» Activity
Word for word, reproduce each line of the data below, omitting every image.

Saved entries
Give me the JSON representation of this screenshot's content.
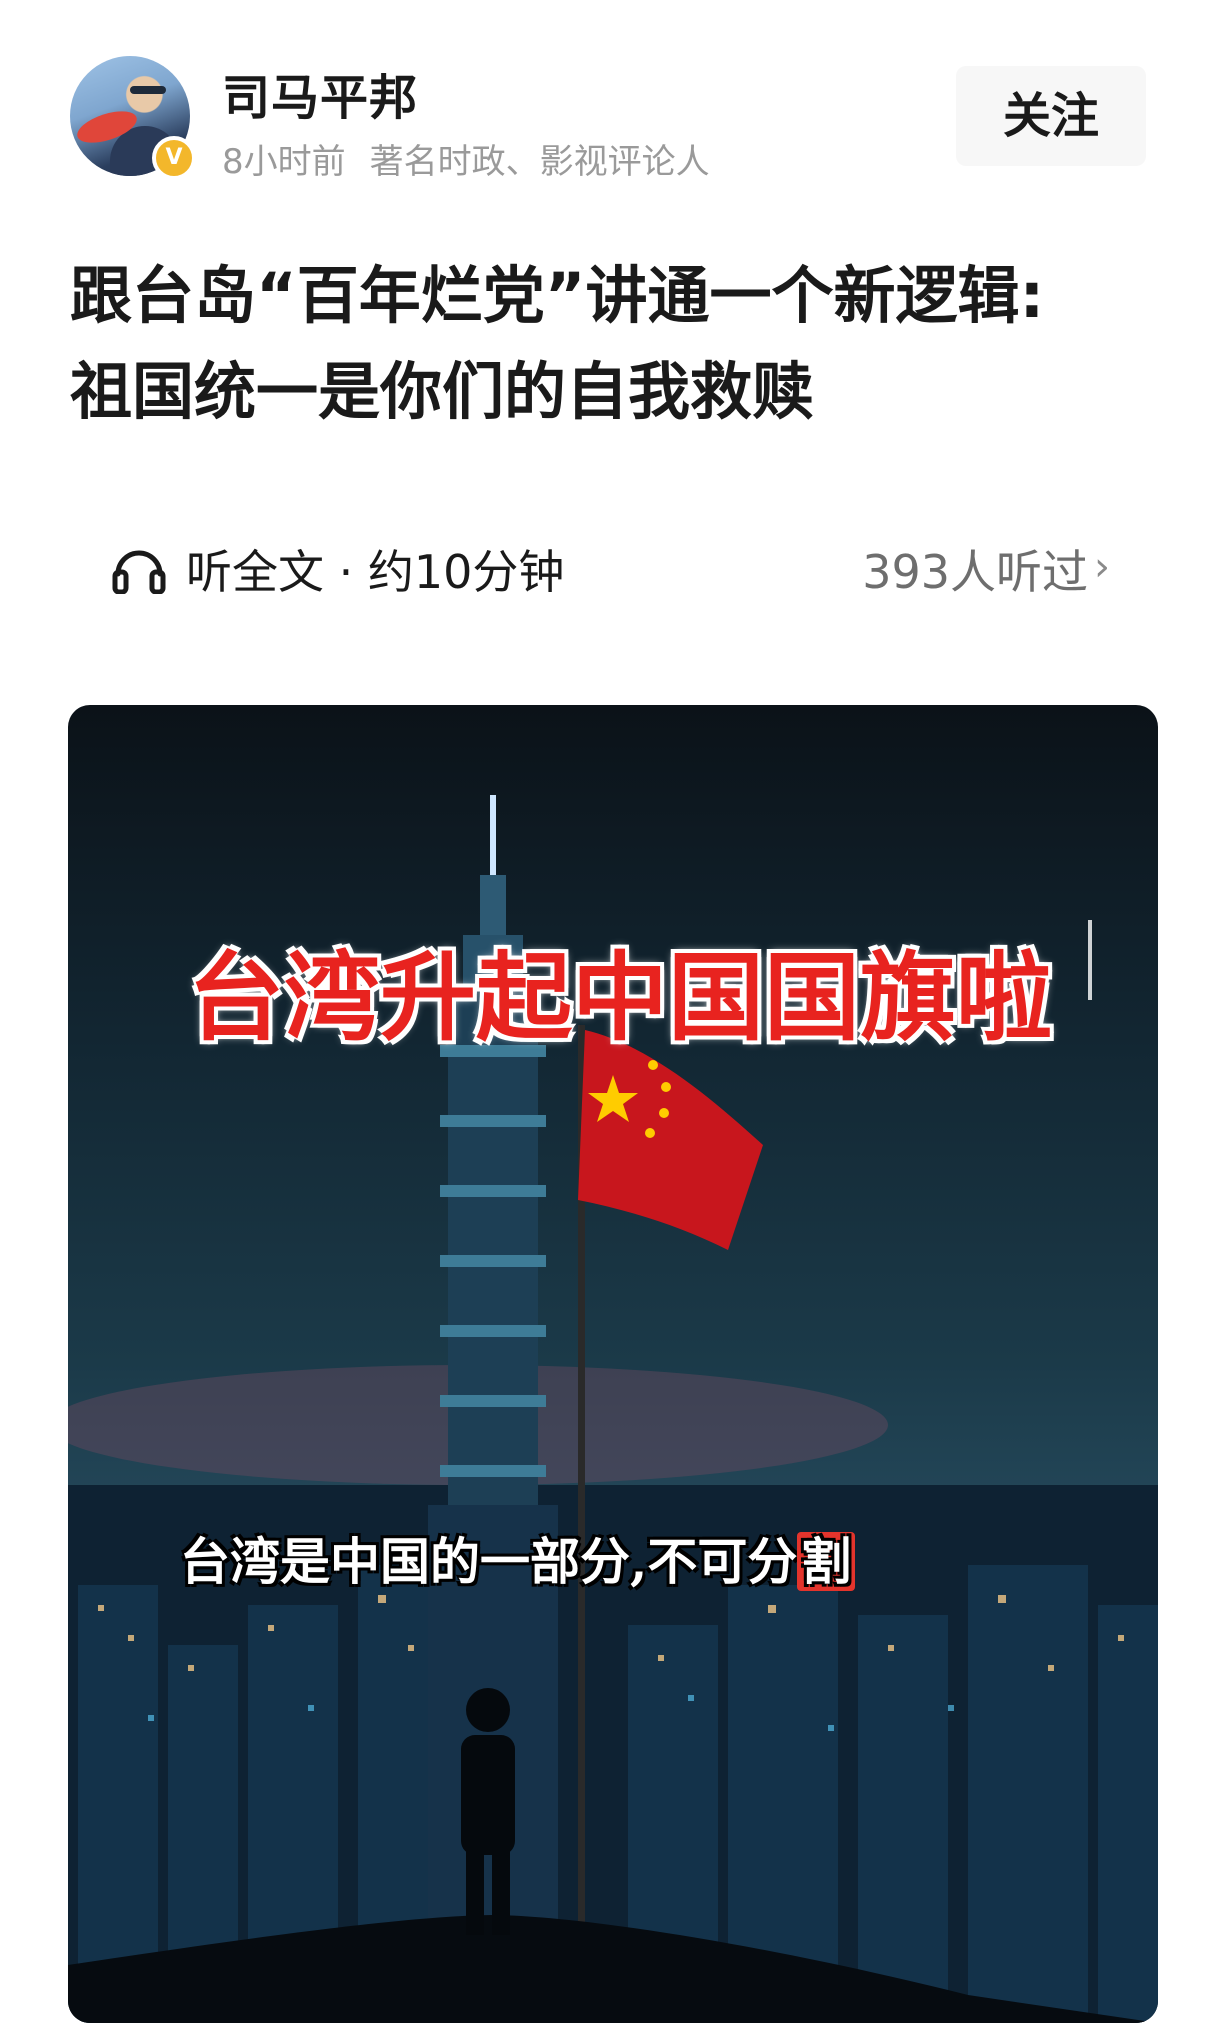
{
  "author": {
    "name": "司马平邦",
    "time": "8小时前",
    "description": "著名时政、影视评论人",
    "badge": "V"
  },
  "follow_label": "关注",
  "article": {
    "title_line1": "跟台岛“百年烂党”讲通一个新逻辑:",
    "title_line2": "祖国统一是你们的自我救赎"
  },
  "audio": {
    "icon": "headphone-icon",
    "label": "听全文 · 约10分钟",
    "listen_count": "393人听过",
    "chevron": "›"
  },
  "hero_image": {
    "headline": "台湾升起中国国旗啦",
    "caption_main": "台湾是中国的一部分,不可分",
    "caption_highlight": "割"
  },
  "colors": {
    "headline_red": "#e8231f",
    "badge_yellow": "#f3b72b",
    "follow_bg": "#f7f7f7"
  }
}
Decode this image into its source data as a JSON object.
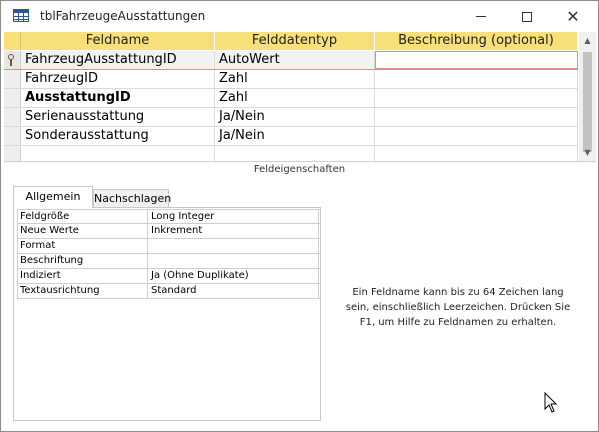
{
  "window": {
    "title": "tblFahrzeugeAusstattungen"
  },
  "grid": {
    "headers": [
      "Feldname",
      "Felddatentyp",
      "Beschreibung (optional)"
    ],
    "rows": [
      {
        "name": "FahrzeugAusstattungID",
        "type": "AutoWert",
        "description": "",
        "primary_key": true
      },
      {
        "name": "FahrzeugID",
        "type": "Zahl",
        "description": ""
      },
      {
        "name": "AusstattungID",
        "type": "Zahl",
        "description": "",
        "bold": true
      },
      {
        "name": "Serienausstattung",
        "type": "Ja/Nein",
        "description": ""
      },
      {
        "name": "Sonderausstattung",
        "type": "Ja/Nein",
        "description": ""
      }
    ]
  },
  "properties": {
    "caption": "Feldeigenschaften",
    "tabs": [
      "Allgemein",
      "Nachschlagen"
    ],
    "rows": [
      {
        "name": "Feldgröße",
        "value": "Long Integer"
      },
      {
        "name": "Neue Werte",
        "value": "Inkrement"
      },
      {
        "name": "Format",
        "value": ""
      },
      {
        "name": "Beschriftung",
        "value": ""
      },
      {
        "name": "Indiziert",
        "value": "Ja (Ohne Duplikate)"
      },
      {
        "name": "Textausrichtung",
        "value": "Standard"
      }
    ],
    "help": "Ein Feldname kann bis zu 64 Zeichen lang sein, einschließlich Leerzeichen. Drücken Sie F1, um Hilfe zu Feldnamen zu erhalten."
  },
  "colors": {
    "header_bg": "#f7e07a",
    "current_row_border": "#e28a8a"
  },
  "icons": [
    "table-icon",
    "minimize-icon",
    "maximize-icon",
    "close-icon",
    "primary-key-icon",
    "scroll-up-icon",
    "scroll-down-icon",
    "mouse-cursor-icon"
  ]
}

» Result
Give me the JSON representation of this screenshot's content.
{
  "author": {
    "name": "司马平邦",
    "time": "8小时前",
    "description": "著名时政、影视评论人",
    "badge": "V"
  },
  "follow_label": "关注",
  "article": {
    "title_line1": "跟台岛“百年烂党”讲通一个新逻辑:",
    "title_line2": "祖国统一是你们的自我救赎"
  },
  "audio": {
    "icon": "headphone-icon",
    "label": "听全文 · 约10分钟",
    "listen_count": "393人听过",
    "chevron": "›"
  },
  "hero_image": {
    "headline": "台湾升起中国国旗啦",
    "caption_main": "台湾是中国的一部分,不可分",
    "caption_highlight": "割"
  },
  "colors": {
    "headline_red": "#e8231f",
    "badge_yellow": "#f3b72b",
    "follow_bg": "#f7f7f7"
  }
}
Decode this image into its source data as a JSON object.
{
  "window": {
    "title": "tblFahrzeugeAusstattungen"
  },
  "grid": {
    "headers": [
      "Feldname",
      "Felddatentyp",
      "Beschreibung (optional)"
    ],
    "rows": [
      {
        "name": "FahrzeugAusstattungID",
        "type": "AutoWert",
        "description": "",
        "primary_key": true
      },
      {
        "name": "FahrzeugID",
        "type": "Zahl",
        "description": ""
      },
      {
        "name": "AusstattungID",
        "type": "Zahl",
        "description": "",
        "bold": true
      },
      {
        "name": "Serienausstattung",
        "type": "Ja/Nein",
        "description": ""
      },
      {
        "name": "Sonderausstattung",
        "type": "Ja/Nein",
        "description": ""
      }
    ]
  },
  "properties": {
    "caption": "Feldeigenschaften",
    "tabs": [
      "Allgemein",
      "Nachschlagen"
    ],
    "rows": [
      {
        "name": "Feldgröße",
        "value": "Long Integer"
      },
      {
        "name": "Neue Werte",
        "value": "Inkrement"
      },
      {
        "name": "Format",
        "value": ""
      },
      {
        "name": "Beschriftung",
        "value": ""
      },
      {
        "name": "Indiziert",
        "value": "Ja (Ohne Duplikate)"
      },
      {
        "name": "Textausrichtung",
        "value": "Standard"
      }
    ],
    "help": "Ein Feldname kann bis zu 64 Zeichen lang sein, einschließlich Leerzeichen. Drücken Sie F1, um Hilfe zu Feldnamen zu erhalten."
  },
  "colors": {
    "header_bg": "#f7e07a",
    "current_row_border": "#e28a8a"
  },
  "icons": [
    "table-icon",
    "minimize-icon",
    "maximize-icon",
    "close-icon",
    "primary-key-icon",
    "scroll-up-icon",
    "scroll-down-icon",
    "mouse-cursor-icon"
  ]
}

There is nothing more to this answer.